Page and application data records
########

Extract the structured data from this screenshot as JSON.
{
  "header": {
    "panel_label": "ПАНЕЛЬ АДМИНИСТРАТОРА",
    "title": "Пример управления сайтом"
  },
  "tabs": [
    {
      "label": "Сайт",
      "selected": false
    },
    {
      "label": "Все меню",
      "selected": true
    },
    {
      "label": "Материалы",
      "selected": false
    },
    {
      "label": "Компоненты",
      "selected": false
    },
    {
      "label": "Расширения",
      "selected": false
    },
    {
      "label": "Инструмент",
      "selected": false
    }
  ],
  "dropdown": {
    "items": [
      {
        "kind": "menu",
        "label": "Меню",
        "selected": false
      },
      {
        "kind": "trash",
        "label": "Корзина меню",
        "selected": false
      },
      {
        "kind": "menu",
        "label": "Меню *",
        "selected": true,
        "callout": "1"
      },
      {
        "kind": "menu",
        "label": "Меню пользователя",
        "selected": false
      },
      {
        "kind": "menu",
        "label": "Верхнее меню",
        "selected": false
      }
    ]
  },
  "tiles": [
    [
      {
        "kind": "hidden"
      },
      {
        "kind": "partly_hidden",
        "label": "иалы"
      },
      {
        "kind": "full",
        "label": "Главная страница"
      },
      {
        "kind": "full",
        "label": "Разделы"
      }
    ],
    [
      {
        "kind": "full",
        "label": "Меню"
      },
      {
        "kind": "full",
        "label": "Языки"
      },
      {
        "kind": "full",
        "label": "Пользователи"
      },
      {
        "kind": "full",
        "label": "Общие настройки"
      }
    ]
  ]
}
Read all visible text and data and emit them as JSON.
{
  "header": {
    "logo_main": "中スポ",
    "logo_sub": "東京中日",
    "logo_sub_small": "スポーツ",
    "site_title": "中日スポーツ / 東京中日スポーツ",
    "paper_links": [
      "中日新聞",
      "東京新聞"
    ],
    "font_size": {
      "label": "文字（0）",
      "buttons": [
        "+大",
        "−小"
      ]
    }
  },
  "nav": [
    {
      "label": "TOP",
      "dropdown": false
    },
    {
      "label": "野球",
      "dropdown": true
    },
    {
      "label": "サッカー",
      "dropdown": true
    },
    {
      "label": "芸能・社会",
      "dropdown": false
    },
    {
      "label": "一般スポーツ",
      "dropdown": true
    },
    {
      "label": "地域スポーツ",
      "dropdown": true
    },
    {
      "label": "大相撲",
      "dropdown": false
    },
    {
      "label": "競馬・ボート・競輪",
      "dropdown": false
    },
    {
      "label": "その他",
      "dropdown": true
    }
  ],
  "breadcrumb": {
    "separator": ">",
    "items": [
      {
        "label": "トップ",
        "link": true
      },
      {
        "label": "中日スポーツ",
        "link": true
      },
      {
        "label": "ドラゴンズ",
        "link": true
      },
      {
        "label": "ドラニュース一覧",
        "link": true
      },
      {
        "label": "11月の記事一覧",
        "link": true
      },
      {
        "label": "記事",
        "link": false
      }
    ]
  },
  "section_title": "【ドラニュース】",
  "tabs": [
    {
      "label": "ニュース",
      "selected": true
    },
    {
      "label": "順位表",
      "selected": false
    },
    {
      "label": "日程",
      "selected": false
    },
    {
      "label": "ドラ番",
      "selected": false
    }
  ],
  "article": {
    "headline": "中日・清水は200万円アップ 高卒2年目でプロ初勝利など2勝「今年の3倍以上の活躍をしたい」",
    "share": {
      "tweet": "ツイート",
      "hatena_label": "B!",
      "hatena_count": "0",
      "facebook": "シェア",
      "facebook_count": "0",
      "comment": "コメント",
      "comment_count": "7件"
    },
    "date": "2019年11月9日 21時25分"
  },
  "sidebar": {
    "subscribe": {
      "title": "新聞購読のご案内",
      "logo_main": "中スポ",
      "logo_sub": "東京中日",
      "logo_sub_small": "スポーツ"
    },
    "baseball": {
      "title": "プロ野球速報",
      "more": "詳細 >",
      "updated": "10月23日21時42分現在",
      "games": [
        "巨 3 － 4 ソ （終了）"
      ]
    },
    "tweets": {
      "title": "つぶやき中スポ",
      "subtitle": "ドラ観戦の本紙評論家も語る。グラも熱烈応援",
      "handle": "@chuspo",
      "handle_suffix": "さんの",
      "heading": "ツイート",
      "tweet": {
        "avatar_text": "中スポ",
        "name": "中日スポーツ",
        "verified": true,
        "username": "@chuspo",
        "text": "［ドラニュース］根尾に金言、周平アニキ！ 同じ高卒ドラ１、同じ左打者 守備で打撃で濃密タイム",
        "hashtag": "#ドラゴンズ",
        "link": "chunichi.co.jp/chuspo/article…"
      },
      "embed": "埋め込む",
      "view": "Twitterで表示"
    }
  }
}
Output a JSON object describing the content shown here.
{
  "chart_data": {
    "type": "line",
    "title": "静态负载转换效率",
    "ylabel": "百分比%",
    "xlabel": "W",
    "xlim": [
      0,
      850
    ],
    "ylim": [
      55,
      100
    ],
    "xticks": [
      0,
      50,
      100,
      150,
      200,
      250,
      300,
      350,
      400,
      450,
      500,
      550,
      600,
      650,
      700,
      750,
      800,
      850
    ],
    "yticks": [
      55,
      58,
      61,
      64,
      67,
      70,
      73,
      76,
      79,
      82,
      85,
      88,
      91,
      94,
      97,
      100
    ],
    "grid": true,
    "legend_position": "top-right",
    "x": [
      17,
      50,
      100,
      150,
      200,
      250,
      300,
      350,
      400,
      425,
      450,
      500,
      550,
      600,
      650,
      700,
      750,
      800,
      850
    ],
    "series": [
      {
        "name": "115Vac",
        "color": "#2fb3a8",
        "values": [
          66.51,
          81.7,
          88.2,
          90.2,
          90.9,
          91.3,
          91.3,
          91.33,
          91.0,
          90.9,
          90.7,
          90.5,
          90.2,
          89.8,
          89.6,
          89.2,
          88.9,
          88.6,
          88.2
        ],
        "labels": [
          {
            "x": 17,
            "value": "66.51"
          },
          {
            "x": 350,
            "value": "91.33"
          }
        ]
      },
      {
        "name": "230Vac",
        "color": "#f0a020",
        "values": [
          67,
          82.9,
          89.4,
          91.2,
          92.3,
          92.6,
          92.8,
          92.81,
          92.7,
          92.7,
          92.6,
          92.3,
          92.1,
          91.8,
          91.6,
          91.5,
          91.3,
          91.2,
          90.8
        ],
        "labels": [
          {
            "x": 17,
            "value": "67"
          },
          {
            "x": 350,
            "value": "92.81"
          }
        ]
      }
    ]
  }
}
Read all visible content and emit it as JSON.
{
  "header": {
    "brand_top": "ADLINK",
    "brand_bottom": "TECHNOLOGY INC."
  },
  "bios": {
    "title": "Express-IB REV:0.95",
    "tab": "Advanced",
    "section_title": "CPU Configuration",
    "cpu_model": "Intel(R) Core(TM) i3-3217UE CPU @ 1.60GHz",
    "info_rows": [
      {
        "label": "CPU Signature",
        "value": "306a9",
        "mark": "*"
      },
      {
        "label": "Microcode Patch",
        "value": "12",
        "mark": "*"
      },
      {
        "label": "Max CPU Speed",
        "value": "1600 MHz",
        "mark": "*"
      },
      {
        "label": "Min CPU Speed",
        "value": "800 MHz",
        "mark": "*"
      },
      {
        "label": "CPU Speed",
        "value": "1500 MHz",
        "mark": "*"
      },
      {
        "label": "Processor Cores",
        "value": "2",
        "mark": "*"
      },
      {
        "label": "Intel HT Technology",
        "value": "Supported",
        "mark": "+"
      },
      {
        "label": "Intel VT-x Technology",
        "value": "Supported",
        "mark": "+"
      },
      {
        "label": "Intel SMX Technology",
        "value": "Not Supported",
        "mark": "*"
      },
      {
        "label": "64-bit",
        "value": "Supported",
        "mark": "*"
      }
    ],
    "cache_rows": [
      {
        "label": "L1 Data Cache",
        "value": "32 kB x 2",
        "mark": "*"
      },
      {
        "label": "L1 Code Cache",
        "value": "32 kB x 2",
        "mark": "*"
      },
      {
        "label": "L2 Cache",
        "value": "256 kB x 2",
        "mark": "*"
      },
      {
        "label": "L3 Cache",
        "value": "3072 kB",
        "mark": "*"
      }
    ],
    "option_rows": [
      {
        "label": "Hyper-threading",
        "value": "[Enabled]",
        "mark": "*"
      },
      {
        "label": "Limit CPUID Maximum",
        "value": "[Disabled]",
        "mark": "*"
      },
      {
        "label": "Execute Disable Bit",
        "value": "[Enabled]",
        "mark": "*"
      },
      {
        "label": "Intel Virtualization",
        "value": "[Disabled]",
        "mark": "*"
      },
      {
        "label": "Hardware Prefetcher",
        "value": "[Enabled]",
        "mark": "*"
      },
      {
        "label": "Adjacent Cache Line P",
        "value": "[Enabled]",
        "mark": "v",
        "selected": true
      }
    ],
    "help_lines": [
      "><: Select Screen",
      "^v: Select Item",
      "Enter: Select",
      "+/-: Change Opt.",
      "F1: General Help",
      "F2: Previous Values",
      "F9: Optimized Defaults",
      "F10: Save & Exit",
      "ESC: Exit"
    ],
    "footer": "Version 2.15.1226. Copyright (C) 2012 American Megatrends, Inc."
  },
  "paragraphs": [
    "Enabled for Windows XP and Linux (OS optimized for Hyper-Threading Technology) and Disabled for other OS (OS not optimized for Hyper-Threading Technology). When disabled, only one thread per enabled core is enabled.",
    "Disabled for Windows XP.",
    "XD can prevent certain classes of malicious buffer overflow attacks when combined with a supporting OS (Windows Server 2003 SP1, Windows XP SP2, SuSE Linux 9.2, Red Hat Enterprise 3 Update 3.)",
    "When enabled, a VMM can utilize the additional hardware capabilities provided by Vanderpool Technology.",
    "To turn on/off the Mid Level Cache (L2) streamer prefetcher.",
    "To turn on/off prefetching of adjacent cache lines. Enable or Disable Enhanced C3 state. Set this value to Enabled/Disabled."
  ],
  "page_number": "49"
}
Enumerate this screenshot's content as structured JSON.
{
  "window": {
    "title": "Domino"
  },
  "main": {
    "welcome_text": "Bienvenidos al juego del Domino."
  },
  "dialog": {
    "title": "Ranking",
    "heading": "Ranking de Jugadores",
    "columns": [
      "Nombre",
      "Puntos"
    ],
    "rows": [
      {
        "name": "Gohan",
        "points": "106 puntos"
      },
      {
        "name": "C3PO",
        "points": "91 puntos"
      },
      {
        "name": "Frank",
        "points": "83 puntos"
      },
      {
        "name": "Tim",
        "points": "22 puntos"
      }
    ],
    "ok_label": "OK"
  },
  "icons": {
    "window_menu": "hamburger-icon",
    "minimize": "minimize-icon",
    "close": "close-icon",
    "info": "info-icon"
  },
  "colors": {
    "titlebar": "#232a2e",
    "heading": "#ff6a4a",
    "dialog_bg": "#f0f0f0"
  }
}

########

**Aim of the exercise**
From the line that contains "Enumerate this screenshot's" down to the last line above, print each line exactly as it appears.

**Answer section**
Enumerate this screenshot's content as structured JSON.
{
  "window": {
    "title": "Domino"
  },
  "main": {
    "welcome_text": "Bienvenidos al juego del Domino."
  },
  "dialog": {
    "title": "Ranking",
    "heading": "Ranking de Jugadores",
    "columns": [
      "Nombre",
      "Puntos"
    ],
    "rows": [
      {
        "name": "Gohan",
        "points": "106 puntos"
      },
      {
        "name": "C3PO",
        "points": "91 puntos"
      },
      {
        "name": "Frank",
        "points": "83 puntos"
      },
      {
        "name": "Tim",
        "points": "22 puntos"
      }
    ],
    "ok_label": "OK"
  },
  "icons": {
    "window_menu": "hamburger-icon",
    "minimize": "minimize-icon",
    "close": "close-icon",
    "info": "info-icon"
  },
  "colors": {
    "titlebar": "#232a2e",
    "heading": "#ff6a4a",
    "dialog_bg": "#f0f0f0"
  }
}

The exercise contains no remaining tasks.